Building and Construction Minister Maurice Williamson says he hopes the police will be able to take action against engineers responsible for the CTV building in Christchurch.
The Canterbury Earthquakes Royal Commission found design and construction deficiencies in the building which collapsed in the 22 February 2011 earthquake, killing 115 people.
The country's two top engineering bodies have told the Government there is no legal or regulatory action they can take.
Mr Williamson told Radio New Zealand's Morning Report programme he is disappointed the organisations cannot take action. "If you had 115 people die in an aircraft ... or you had 115 people die in a medical misadventure in a hospital the public would be clamouring for somebody to be brought to answer."

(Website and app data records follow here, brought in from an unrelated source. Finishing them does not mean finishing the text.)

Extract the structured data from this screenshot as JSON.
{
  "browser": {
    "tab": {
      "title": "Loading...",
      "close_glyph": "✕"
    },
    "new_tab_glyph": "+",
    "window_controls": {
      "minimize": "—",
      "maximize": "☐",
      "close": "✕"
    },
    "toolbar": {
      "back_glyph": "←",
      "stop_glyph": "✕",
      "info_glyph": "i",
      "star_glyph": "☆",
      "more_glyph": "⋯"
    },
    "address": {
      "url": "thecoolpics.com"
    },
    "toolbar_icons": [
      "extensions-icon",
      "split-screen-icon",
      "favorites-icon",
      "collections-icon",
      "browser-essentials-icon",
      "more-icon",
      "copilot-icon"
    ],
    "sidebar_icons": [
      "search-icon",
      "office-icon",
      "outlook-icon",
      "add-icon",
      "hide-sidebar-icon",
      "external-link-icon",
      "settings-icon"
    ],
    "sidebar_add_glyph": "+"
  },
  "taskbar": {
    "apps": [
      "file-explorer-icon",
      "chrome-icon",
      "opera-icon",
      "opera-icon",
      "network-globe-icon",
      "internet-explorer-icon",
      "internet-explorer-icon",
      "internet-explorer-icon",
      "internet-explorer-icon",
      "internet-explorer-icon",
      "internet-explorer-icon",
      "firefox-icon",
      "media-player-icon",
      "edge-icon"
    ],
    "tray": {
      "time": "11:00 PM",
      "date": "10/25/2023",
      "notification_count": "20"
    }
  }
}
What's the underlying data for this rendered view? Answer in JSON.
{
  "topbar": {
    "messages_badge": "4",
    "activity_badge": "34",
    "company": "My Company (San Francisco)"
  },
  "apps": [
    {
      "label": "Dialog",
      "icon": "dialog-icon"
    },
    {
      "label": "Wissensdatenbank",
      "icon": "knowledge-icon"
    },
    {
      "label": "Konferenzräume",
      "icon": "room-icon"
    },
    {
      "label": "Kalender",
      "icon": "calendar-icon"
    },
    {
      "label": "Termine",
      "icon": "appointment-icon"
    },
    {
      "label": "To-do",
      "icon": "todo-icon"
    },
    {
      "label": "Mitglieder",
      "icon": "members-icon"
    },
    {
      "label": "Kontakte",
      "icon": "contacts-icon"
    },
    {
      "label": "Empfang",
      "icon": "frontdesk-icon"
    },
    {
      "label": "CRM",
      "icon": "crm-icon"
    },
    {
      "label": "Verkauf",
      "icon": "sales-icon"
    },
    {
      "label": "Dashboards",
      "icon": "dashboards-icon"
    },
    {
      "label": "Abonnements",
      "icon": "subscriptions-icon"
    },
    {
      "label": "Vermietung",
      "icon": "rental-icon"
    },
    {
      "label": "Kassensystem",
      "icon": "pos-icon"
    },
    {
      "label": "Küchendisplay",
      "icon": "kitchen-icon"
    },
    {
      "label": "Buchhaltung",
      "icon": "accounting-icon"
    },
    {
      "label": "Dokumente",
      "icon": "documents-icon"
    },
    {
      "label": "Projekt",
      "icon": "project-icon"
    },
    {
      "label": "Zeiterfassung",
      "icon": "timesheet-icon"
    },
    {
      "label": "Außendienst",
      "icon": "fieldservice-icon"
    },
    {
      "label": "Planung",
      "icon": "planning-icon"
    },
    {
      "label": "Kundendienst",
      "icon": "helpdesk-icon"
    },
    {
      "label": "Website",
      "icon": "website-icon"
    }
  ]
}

He said the only option remaining was a police prosecution, as he does not have powers under any legislation to pursue the matter.
Earlier this month, Police National Headquarters advised it was still engaged in complex technical assessments of documents from the commission and the Ministry of Business Innovation and Employment. A spokesperson declined to say when a final decision on a prosecution might be made.

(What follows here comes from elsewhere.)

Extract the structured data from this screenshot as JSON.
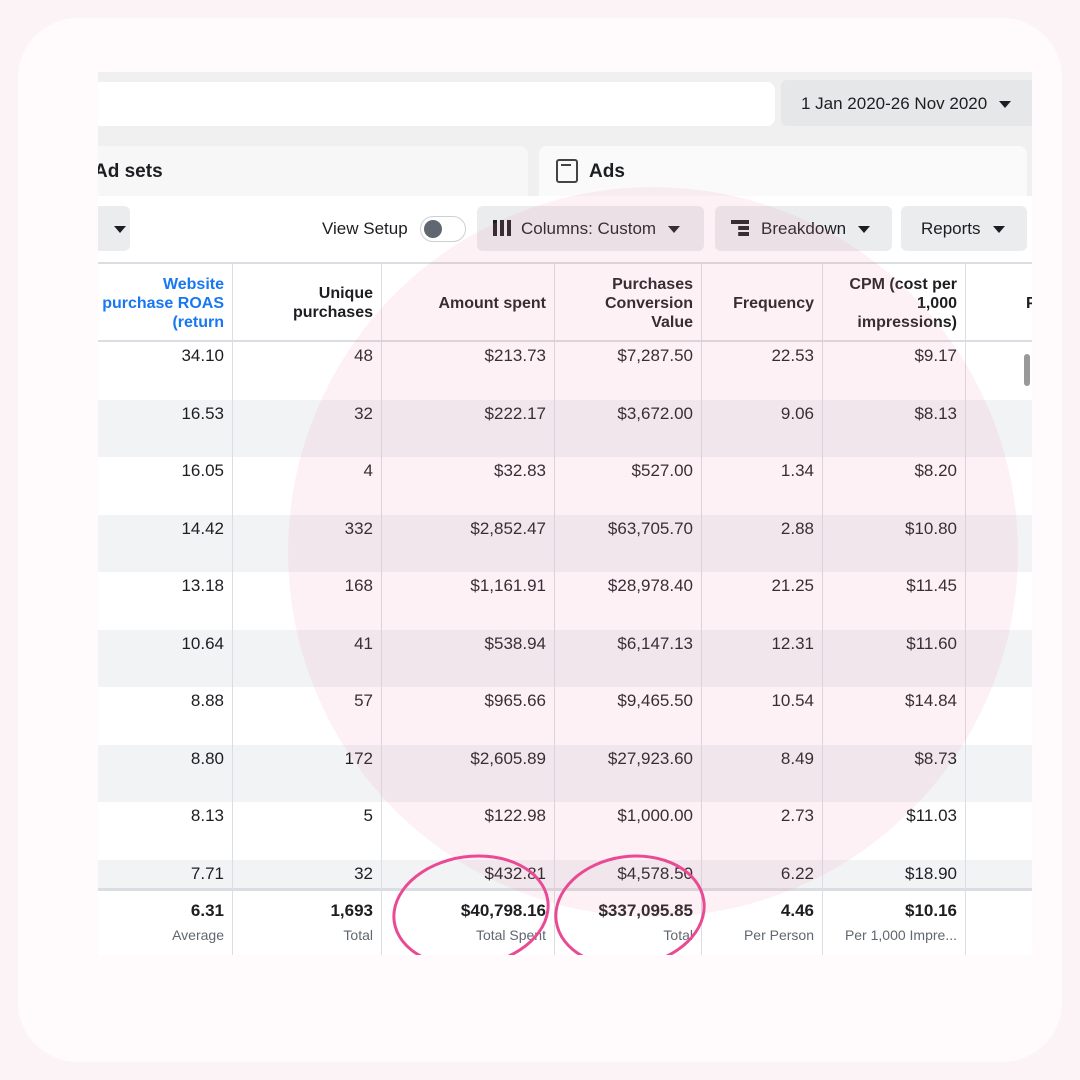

Mr Williamson said legislation might be needed to enable sanctions in future cases.
Late last year the Government sought official advice about any legal avenues that could be pursued to hold people to account for the collapse.
In a letter of response, the Chartered Professional Engineers Council said it had no power to act because of a 2002 law change.
The Institution of Professional Engineers also advised it cannot take legal or regulatory action but may impose other sanctions.